Paris Peace Accords signed

The United States, South Vietnam, Viet Cong, and North Vietnam formally sign “An Agreement Ending the War and Restoring Peace in Vietnam” in Paris. Due to South Vietnam’s unwillingness to recognize the Viet Cong’s Provisional Revolutionary Government, all references to it were ...read more

Donald Evans earns Medal of Honor

Specialist Four Donald W. Evans, a 23-year-old medic from Covina, California, was awarded a posthumous Medal of Honor for action on this day in the Kontum Province.Evans’ platoon had not yet been committed to the battle near the hamlet of Tri Tam when firing broke out in an ...read more

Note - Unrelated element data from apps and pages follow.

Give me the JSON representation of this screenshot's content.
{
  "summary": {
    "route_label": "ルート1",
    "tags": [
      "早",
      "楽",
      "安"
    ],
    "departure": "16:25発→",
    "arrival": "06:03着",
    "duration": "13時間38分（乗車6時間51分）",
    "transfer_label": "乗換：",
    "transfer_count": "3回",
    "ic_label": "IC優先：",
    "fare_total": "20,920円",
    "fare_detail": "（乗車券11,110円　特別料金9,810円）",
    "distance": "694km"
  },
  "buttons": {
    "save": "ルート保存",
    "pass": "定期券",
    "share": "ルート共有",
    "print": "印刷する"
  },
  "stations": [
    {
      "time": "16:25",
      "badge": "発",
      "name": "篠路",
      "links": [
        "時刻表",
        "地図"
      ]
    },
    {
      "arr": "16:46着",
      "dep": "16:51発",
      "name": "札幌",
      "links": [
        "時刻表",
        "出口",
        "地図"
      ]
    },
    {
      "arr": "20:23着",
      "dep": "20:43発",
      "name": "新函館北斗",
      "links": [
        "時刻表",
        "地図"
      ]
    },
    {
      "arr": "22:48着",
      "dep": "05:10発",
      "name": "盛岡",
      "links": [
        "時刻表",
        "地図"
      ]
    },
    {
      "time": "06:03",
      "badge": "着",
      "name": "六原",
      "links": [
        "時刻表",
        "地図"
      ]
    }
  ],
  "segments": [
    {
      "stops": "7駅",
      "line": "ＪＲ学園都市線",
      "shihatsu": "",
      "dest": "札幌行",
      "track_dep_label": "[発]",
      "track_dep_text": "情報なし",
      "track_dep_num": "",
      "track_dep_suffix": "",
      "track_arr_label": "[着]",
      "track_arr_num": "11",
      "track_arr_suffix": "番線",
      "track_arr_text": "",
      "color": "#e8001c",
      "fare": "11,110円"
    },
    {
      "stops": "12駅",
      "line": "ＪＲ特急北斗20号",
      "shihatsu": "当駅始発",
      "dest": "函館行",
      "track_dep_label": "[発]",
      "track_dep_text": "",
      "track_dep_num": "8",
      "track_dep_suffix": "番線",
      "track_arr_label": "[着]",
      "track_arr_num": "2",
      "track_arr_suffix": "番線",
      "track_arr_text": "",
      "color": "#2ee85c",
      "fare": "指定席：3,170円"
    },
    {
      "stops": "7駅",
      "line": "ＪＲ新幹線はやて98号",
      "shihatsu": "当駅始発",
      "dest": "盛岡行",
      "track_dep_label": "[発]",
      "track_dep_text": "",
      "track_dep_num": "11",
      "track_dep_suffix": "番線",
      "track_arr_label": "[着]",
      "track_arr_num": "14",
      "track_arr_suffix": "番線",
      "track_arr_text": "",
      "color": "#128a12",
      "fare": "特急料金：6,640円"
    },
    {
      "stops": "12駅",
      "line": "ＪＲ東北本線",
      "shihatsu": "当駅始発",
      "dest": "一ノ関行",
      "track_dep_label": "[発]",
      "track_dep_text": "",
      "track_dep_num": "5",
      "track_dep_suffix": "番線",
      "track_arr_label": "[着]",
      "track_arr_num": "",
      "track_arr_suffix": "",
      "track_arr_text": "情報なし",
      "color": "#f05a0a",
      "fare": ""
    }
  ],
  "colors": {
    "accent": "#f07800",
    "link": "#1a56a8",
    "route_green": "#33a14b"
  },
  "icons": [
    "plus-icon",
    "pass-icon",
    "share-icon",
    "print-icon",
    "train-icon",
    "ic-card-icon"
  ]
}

Reagan serves in film unit

On this day in 1943, future President Ronald Reagan, an Army Air Corps first lieutenant during World War II, is on an active-duty assignment with the Army’s First Motion Picture Unit.Technically, Reagan was a unit public relations officer, however Warner Brothers Studios and the ...read more

Dante is exiled from Florence

On this day, poet and politician Dante Alighieri is exiled from Florence, where he served as one of six priors governing the city. Dante’s political activities, including the banishing of several rivals, led to his own banishment, and he wrote his masterpiece, The Divine Comedy, ...read more

Explosions trigger deadly panic in Nigeria

On this day in 2002, explosions at a military depot in Lagos, Nigeria, trigger a stampede of fleeing people, during which more than 1,000 people are killed.The Ikeja armory was located just north of the city center of Lagos and housed a large barracks and munitions depot. On ...read more

The so-called Dracula killer

On this day in 1978, Richard Chase, who becomes known as the “Dracula Killer,” murders Evelyn Miroth and Daniel Meredith, as well as Miroth’s 6-year-old son andanotherwoman,in Sacramento, California. Chase sexually assaulted Miroth with a knife before killing her and mutilating ...read more